■ TASK REQUIREMENTS ■
Please filter the entries for the word "kind" and copy every line that has it.

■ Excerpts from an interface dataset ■

--- START ---

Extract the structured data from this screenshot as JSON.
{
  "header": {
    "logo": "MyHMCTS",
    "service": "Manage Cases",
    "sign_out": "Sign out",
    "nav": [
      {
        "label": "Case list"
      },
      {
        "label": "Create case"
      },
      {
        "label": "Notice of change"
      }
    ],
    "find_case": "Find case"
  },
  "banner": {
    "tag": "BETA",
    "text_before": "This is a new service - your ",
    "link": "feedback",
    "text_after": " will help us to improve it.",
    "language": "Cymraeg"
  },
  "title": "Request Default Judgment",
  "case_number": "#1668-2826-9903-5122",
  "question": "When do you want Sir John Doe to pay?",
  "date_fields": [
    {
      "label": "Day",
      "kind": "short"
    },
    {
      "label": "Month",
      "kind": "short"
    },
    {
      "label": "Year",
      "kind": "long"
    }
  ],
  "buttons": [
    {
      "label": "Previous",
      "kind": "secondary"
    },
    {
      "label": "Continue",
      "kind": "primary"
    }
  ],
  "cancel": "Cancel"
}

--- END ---

■ OUTPUT OF THE EXERCISE ■
      "kind": "short"
      "kind": "short"
      "kind": "long"
      "kind": "secondary"
      "kind": "primary"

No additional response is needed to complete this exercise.